» **RECORDS SHOWN**
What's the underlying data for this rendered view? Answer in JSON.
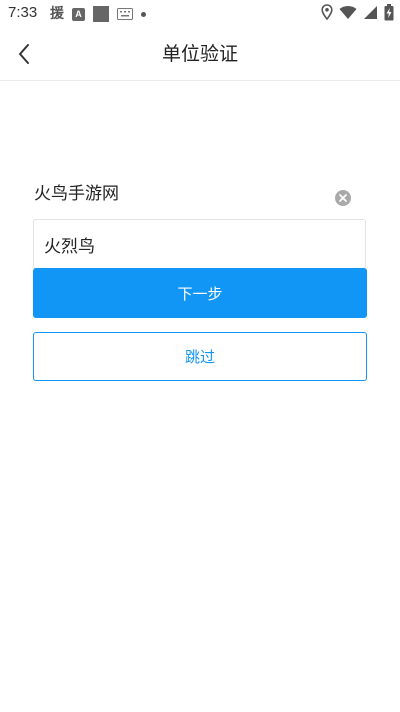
{
  "status_bar": {
    "time": "7:33",
    "notification_char": "援",
    "badge_letter": "A",
    "icons": [
      "location-icon",
      "wifi-icon",
      "signal-icon",
      "battery-charging-icon"
    ]
  },
  "header": {
    "title": "单位验证",
    "back_icon": "chevron-left-icon"
  },
  "form": {
    "company_label": "火鸟手游网",
    "clear_icon": "clear-circle-icon",
    "input_value": "火烈鸟"
  },
  "actions": {
    "next_label": "下一步",
    "skip_label": "跳过"
  },
  "colors": {
    "primary": "#1296f5",
    "text": "#222222",
    "border": "#e3e3e3",
    "background": "#ffffff"
  }
}
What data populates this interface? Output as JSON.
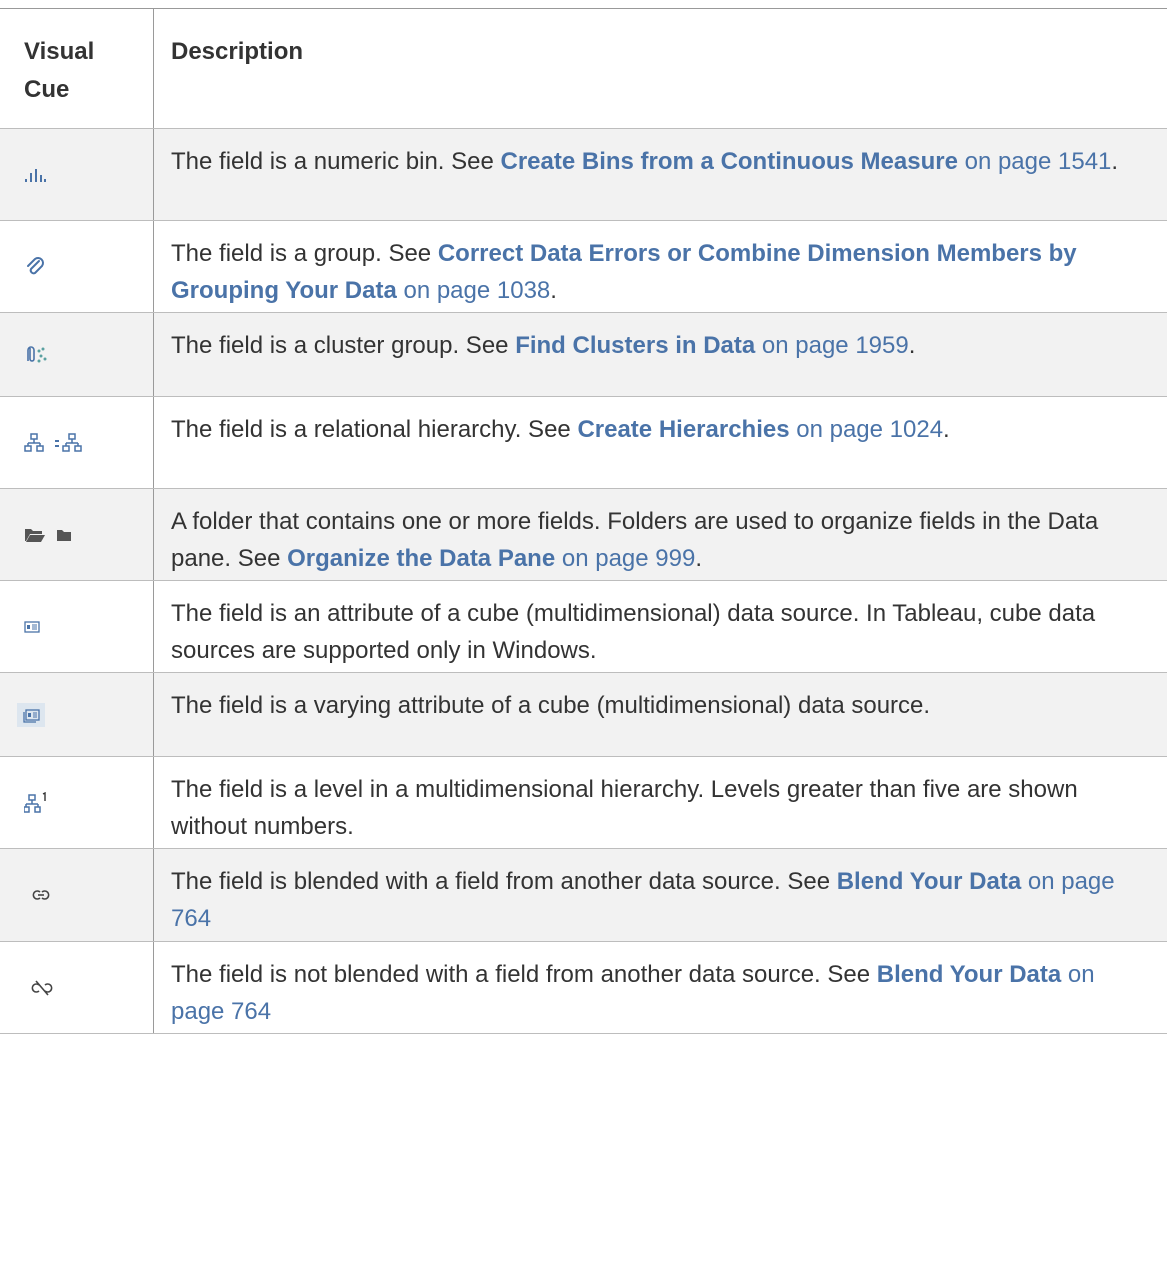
{
  "header": {
    "cue": "Visual Cue",
    "description": "Description"
  },
  "rows": [
    {
      "icon": "numeric-bin-icon",
      "pre": "The field is a numeric bin. See ",
      "link": "Create Bins from a Continuous Measure",
      "post_link": " on page 1541",
      "tail": "."
    },
    {
      "icon": "group-paperclip-icon",
      "pre": "The field is a group. See ",
      "link": "Correct Data Errors or Combine Dimension Members by Grouping Your Data",
      "post_link": " on page 1038",
      "tail": "."
    },
    {
      "icon": "cluster-group-icon",
      "pre": "The field is a cluster group. See ",
      "link": "Find Clusters in Data",
      "post_link": " on page 1959",
      "tail": "."
    },
    {
      "icon": "relational-hierarchy-icon",
      "pre": "The field is a relational hierarchy. See ",
      "link": "Create Hierarchies",
      "post_link": " on page 1024",
      "tail": "."
    },
    {
      "icon": "folder-icon",
      "pre": "A folder that contains one or more fields. Folders are used to organize fields in the Data pane. See ",
      "link": "Organize the Data Pane",
      "post_link": " on page 999",
      "tail": "."
    },
    {
      "icon": "cube-attribute-icon",
      "pre": "The field is an attribute of a cube (multidimensional) data source. In Tableau, cube data sources are supported only in Windows.",
      "link": "",
      "post_link": "",
      "tail": ""
    },
    {
      "icon": "varying-attribute-icon",
      "pre": "The field is a varying attribute of a cube (multidimensional) data source.",
      "link": "",
      "post_link": "",
      "tail": ""
    },
    {
      "icon": "hierarchy-level-icon",
      "pre": "The field is a level in a multidimensional hierarchy. Levels greater than five are shown without numbers.",
      "link": "",
      "post_link": "",
      "tail": ""
    },
    {
      "icon": "blend-link-icon",
      "pre": "The field is blended with a field from another data source. See ",
      "link": "Blend Your Data",
      "post_link": " on page 764",
      "tail": ""
    },
    {
      "icon": "blend-broken-link-icon",
      "pre": "The field is not blended with a field from another data source. See ",
      "link": "Blend Your Data",
      "post_link": " on page 764",
      "tail": ""
    }
  ]
}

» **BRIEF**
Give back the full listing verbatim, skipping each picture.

» **PROBLEM SOLUTION**
What's the underlying data for this rendered view? Answer in JSON.
{
  "status_bar": {
    "time": "7:33",
    "notification_char": "援",
    "badge_letter": "A",
    "icons": [
      "location-icon",
      "wifi-icon",
      "signal-icon",
      "battery-charging-icon"
    ]
  },
  "header": {
    "title": "单位验证",
    "back_icon": "chevron-left-icon"
  },
  "form": {
    "company_label": "火鸟手游网",
    "clear_icon": "clear-circle-icon",
    "input_value": "火烈鸟"
  },
  "actions": {
    "next_label": "下一步",
    "skip_label": "跳过"
  },
  "colors": {
    "primary": "#1296f5",
    "text": "#222222",
    "border": "#e3e3e3",
    "background": "#ffffff"
  }
}
What data populates this interface? Output as JSON.
{
  "header": {
    "cue": "Visual Cue",
    "description": "Description"
  },
  "rows": [
    {
      "icon": "numeric-bin-icon",
      "pre": "The field is a numeric bin. See ",
      "link": "Create Bins from a Continuous Measure",
      "post_link": " on page 1541",
      "tail": "."
    },
    {
      "icon": "group-paperclip-icon",
      "pre": "The field is a group. See ",
      "link": "Correct Data Errors or Combine Dimension Members by Grouping Your Data",
      "post_link": " on page 1038",
      "tail": "."
    },
    {
      "icon": "cluster-group-icon",
      "pre": "The field is a cluster group. See ",
      "link": "Find Clusters in Data",
      "post_link": " on page 1959",
      "tail": "."
    },
    {
      "icon": "relational-hierarchy-icon",
      "pre": "The field is a relational hierarchy. See ",
      "link": "Create Hierarchies",
      "post_link": " on page 1024",
      "tail": "."
    },
    {
      "icon": "folder-icon",
      "pre": "A folder that contains one or more fields. Folders are used to organize fields in the Data pane. See ",
      "link": "Organize the Data Pane",
      "post_link": " on page 999",
      "tail": "."
    },
    {
      "icon": "cube-attribute-icon",
      "pre": "The field is an attribute of a cube (multidimensional) data source. In Tableau, cube data sources are supported only in Windows.",
      "link": "",
      "post_link": "",
      "tail": ""
    },
    {
      "icon": "varying-attribute-icon",
      "pre": "The field is a varying attribute of a cube (multidimensional) data source.",
      "link": "",
      "post_link": "",
      "tail": ""
    },
    {
      "icon": "hierarchy-level-icon",
      "pre": "The field is a level in a multidimensional hierarchy. Levels greater than five are shown without numbers.",
      "link": "",
      "post_link": "",
      "tail": ""
    },
    {
      "icon": "blend-link-icon",
      "pre": "The field is blended with a field from another data source. See ",
      "link": "Blend Your Data",
      "post_link": " on page 764",
      "tail": ""
    },
    {
      "icon": "blend-broken-link-icon",
      "pre": "The field is not blended with a field from another data source. See ",
      "link": "Blend Your Data",
      "post_link": " on page 764",
      "tail": ""
    }
  ]
}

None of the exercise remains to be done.